After his administration reached a tentative agreement with freight executives on long-desired changes in working conditions and avoided a potentially disastrous strike, President Joe Biden declared a significant victory for train employees and organized labor on Thursday.
In his most recent Labor Day address in Pittsburgh, Biden, a longtime supporter of unions, stated that “unions established the middle class.”
However, after talks, led by his Labor Secretary Marty Walsh, lasted all day Wednesday and into the wee hours of Thursday, his intervention, including calls with union leaders and bosses in the crucial lead-up to the deal on Wednesday night, helped lift the threat of a dispute that could have had serious consequences for the economy and still-roaring inflation.
Given the labor movement’s significance in helping Democrats in the midterm elections in November, the agreement in principle was a political key aspect in validating Biden’s support for unions. However, it also prevented a protracted freight train closure that would have affected the economy, damaged the President’s political standing and opened him up to Republican criticism.
As “a triumph for tens of thousands of rail workers who worked hard during the pandemic,” Biden praised the tentative arrangement.
The main point of contention was not salary, but rather working circumstances. Some freight train engineers and conductors were subject to “on-call” rosters that may require employees to work at short notice, around-the-clock, seven days a week.

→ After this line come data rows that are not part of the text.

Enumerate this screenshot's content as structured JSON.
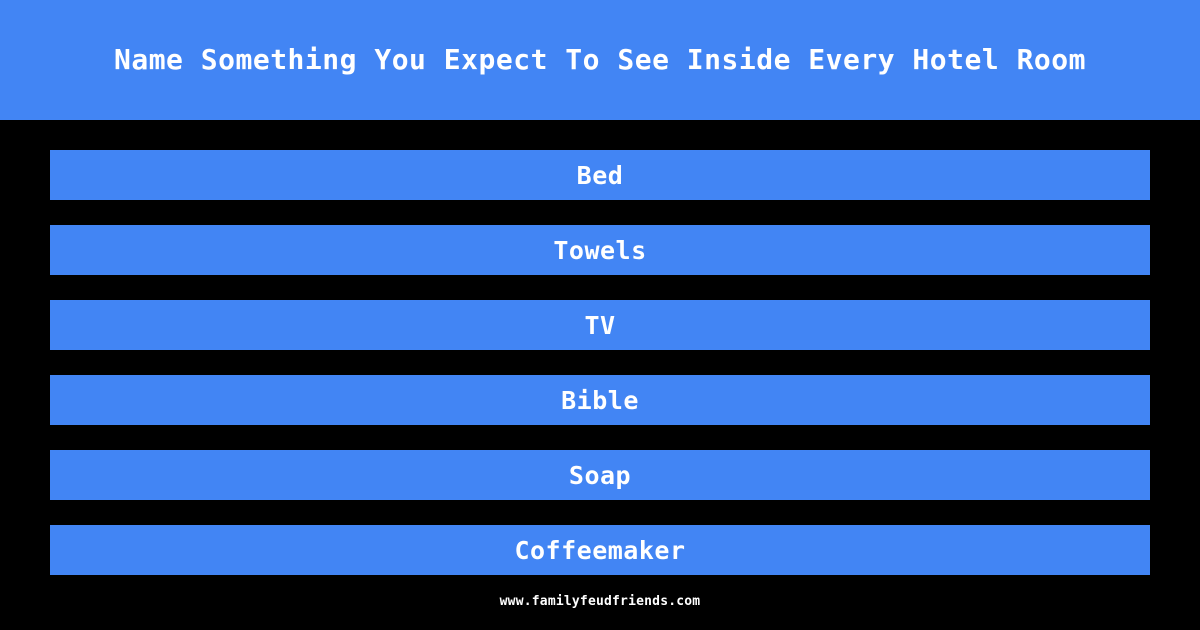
{
  "theme": {
    "background_color": "#000000",
    "accent_color": "#4285f4",
    "text_color": "#ffffff"
  },
  "header": {
    "title": "Name Something You Expect To See Inside Every Hotel Room"
  },
  "answers": {
    "items": [
      {
        "rank": 1,
        "label": "Bed"
      },
      {
        "rank": 2,
        "label": "Towels"
      },
      {
        "rank": 3,
        "label": "TV"
      },
      {
        "rank": 4,
        "label": "Bible"
      },
      {
        "rank": 5,
        "label": "Soap"
      },
      {
        "rank": 6,
        "label": "Coffeemaker"
      }
    ]
  },
  "footer": {
    "url": "www.familyfeudfriends.com"
  }
}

“This agreement is significant because we were able to negotiate attendance policies for the first time in recorded history, which is something we had hoped to do. Since the beginning of the negotiation cycle, we have been attempting to address the quality of life issue for our members “Pierce acknowledged the contribution of Biden, as did other union negotiators.
The agreement still need union members’ approval, so a strike is still a possibility. But if approved, the deal will undoubtedly be lauded by the President on the campaign road as yet another accomplishment for an administration, according to him, that is dedicated to bettering the lives of working- and middle-class Americans.

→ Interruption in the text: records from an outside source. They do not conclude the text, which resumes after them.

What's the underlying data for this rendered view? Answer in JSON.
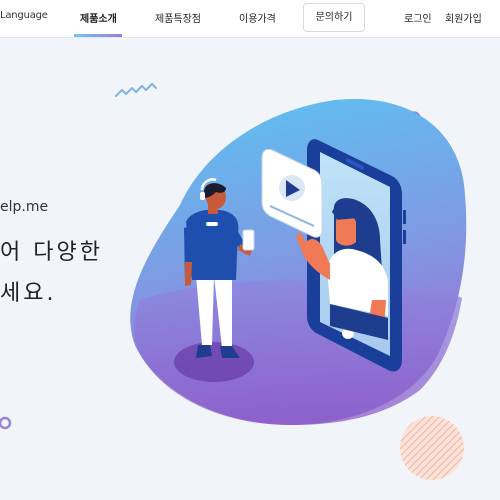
{
  "nav": {
    "language": "Language",
    "items": [
      "제품소개",
      "제품특장점",
      "이용가격"
    ],
    "active_index": 0,
    "inquiry": "문의하기",
    "login": "로그인",
    "join": "회원가입"
  },
  "hero": {
    "url_fragment": "elp.me",
    "headline_line1": "어 다양한",
    "headline_line2": "세요."
  },
  "colors": {
    "accent_blue": "#5cc3f2",
    "accent_purple": "#8c6bd6",
    "phone_navy": "#1a3f9a"
  }
}
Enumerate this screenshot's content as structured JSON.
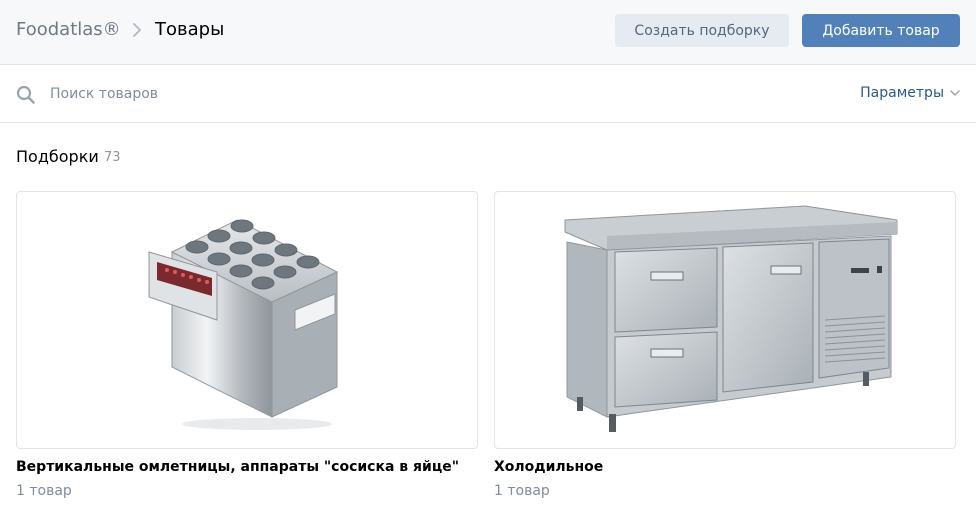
{
  "header": {
    "breadcrumb_root": "Foodatlas®",
    "breadcrumb_current": "Товары",
    "create_collection_label": "Создать подборку",
    "add_product_label": "Добавить товар"
  },
  "search": {
    "placeholder": "Поиск товаров",
    "value": "",
    "params_label": "Параметры"
  },
  "collections": {
    "title": "Подборки",
    "count": "73",
    "items": [
      {
        "title": "Вертикальные омлетницы, аппараты \"сосиска в яйце\"",
        "count_label": "1 товар",
        "image": "egg-roll-machine"
      },
      {
        "title": "Холодильное",
        "count_label": "1 товар",
        "image": "refrigerated-counter"
      }
    ]
  },
  "colors": {
    "accent": "#5181b8",
    "secondary_button": "#e5ebf1",
    "link": "#2a5885",
    "muted": "#818c99"
  }
}
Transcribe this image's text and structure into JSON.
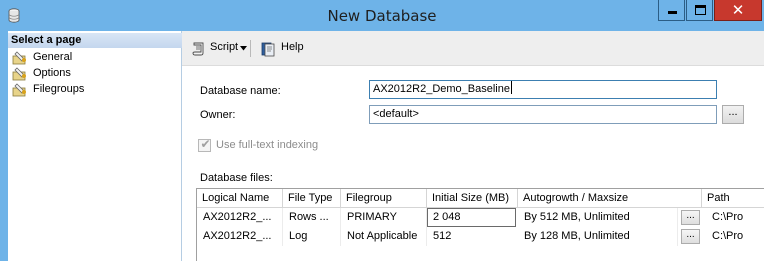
{
  "window": {
    "title": "New Database",
    "close_glyph": "✕"
  },
  "left_panel": {
    "header": "Select a page",
    "items": [
      {
        "label": "General",
        "icon": "page-icon"
      },
      {
        "label": "Options",
        "icon": "page-icon"
      },
      {
        "label": "Filegroups",
        "icon": "page-icon"
      }
    ]
  },
  "toolbar": {
    "script_label": "Script",
    "help_label": "Help"
  },
  "form": {
    "db_name_label": "Database name:",
    "db_name_value": "AX2012R2_Demo_Baseline",
    "owner_label": "Owner:",
    "owner_value": "<default>",
    "browse_label": "...",
    "fulltext_label": "Use full-text indexing",
    "fulltext_checked": true,
    "files_label": "Database files:"
  },
  "files_table": {
    "columns": [
      "Logical Name",
      "File Type",
      "Filegroup",
      "Initial Size (MB)",
      "Autogrowth / Maxsize",
      "Path"
    ],
    "rows": [
      {
        "logical_name": "AX2012R2_...",
        "file_type": "Rows ...",
        "filegroup": "PRIMARY",
        "initial_size": "2 048",
        "autogrowth": "By 512 MB, Unlimited",
        "button": "...",
        "path": "C:\\Pro"
      },
      {
        "logical_name": "AX2012R2_...",
        "file_type": "Log",
        "filegroup": "Not Applicable",
        "initial_size": "512",
        "autogrowth": "By 128 MB, Unlimited",
        "button": "...",
        "path": "C:\\Pro"
      }
    ]
  },
  "colors": {
    "title_bar": "#6eb3e8",
    "close_button": "#c7382d"
  }
}
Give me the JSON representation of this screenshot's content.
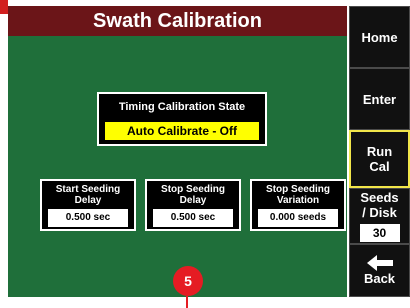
{
  "title": "Swath Calibration",
  "sidebar": {
    "home": "Home",
    "enter": "Enter",
    "run_cal_line1": "Run",
    "run_cal_line2": "Cal",
    "seeds_line1": "Seeds",
    "seeds_line2": "/ Disk",
    "seeds_value": "30",
    "back": "Back"
  },
  "timing": {
    "label": "Timing Calibration State",
    "value": "Auto Calibrate - Off"
  },
  "params": [
    {
      "label_line1": "Start Seeding",
      "label_line2": "Delay",
      "value": "0.500 sec"
    },
    {
      "label_line1": "Stop Seeding",
      "label_line2": "Delay",
      "value": "0.500 sec"
    },
    {
      "label_line1": "Stop Seeding",
      "label_line2": "Variation",
      "value": "0.000 seeds"
    }
  ],
  "callout": "5",
  "colors": {
    "title_bar": "#6b1518",
    "panel": "#1f6f3a",
    "highlight": "#ffff00",
    "callout": "#e51c23"
  }
}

Huge freight trains that snake across the prairies, north to Canada, and south to Mexico would have been stopped for an extended period of time, resulting in a full-blown economic, social, and political crisis at a time when the country is still struggling to regain a fragile sense of normalcy after the Covid-19 pandemic and is experiencing the worst increases in food prices since 1979.

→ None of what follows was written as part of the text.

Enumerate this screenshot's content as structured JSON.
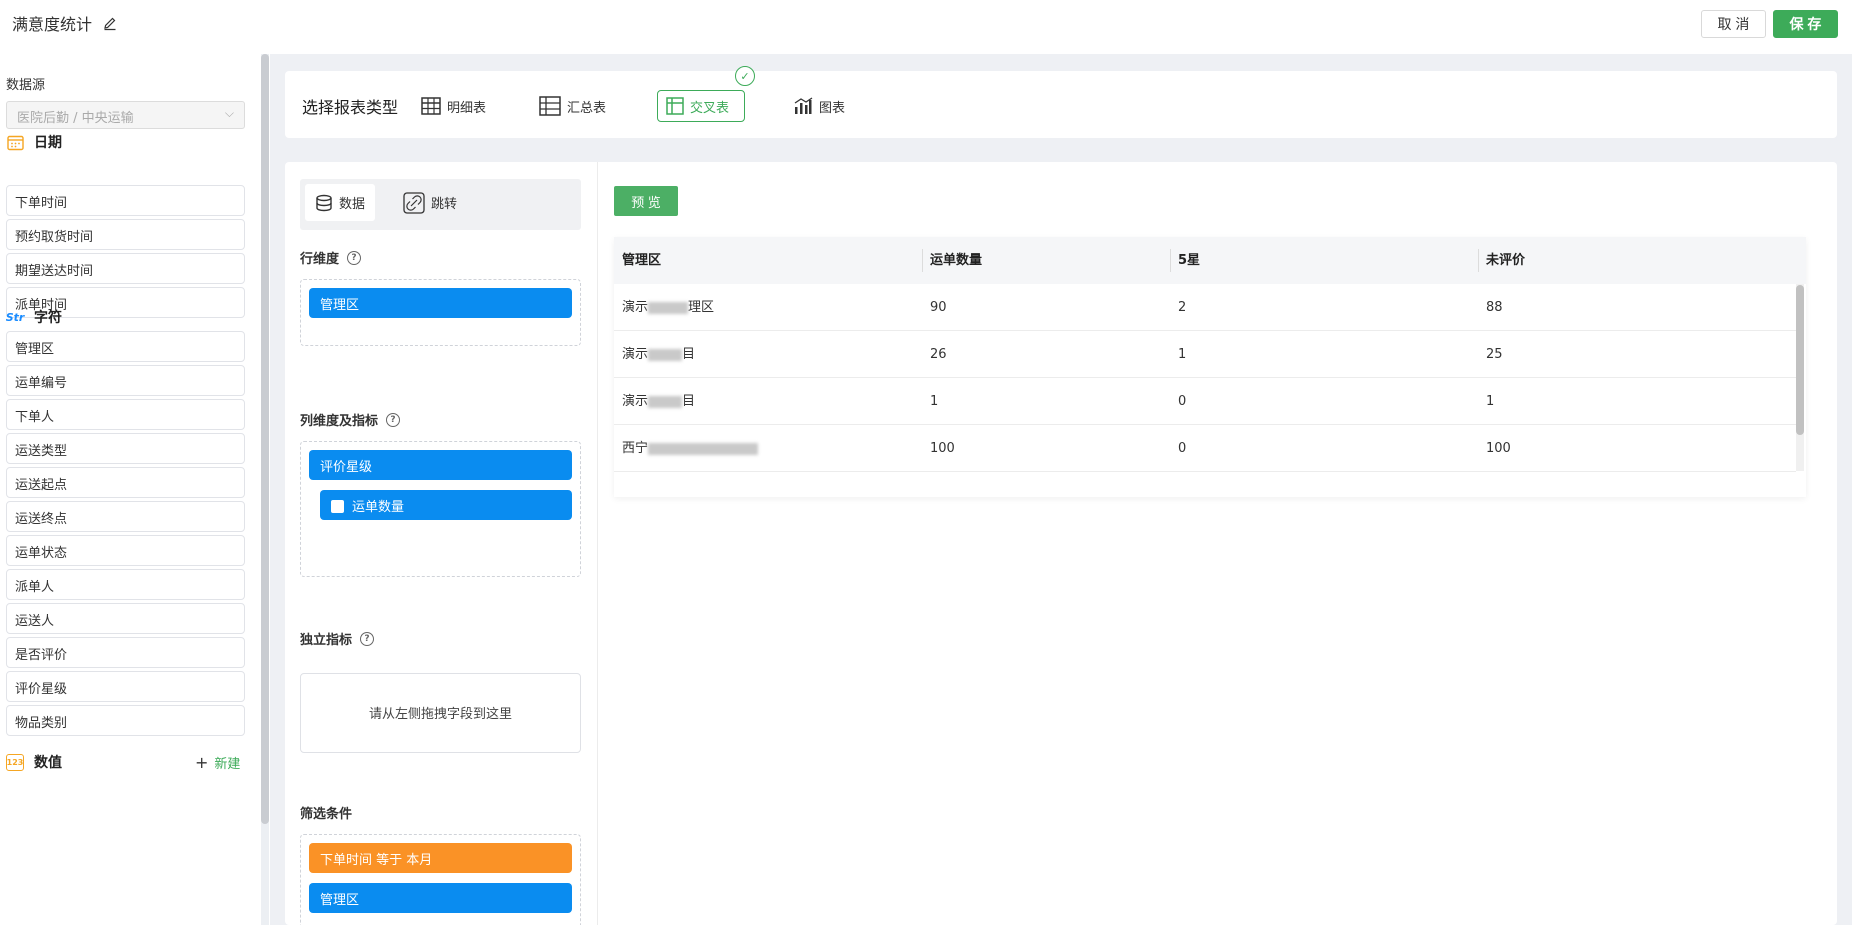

It’s a bit surprising that the train system still serves as the foundation of the American economy a quarter of a century into the twenty-first century. But the most recent confrontation is far from the only time in history that labor disputes in this crucial sector have threatened to disrupt the country and, as a result, have become high-stakes political dramas. Without freight rail, the nation cannot run efficiently.
The conflict may be centered on the railroads, but it also exemplifies a larger trend in labor relations in contemporary America, where workers who are squeezed into industries that are aggressively cut back for maximum profit potential, such as transportation, retail, and healthcare, demand livable working conditions and turn to unions for assistance.
A rail strike would have had severe consequences.
A third of all freight in America is transported by rail. The nation would need to recruit an unfeasible 80,000 truck drivers to make up the shortage if massive trains, some with 240 wagons, don’t run. Contrary to popular belief, a railroad strike would result in a significant increase in the cost of fuel for automobiles. This is because refineries would have trouble receiving enough crude oil from their train shipments. Recently harvested crops may rot because they would be stranded and unable to go to processing facilities. Farm organizations issued a warning over the danger to rail-transported fertilizer reserves that are required for the next planting season. Food and other products would have been in low supply at the stores, raising prices.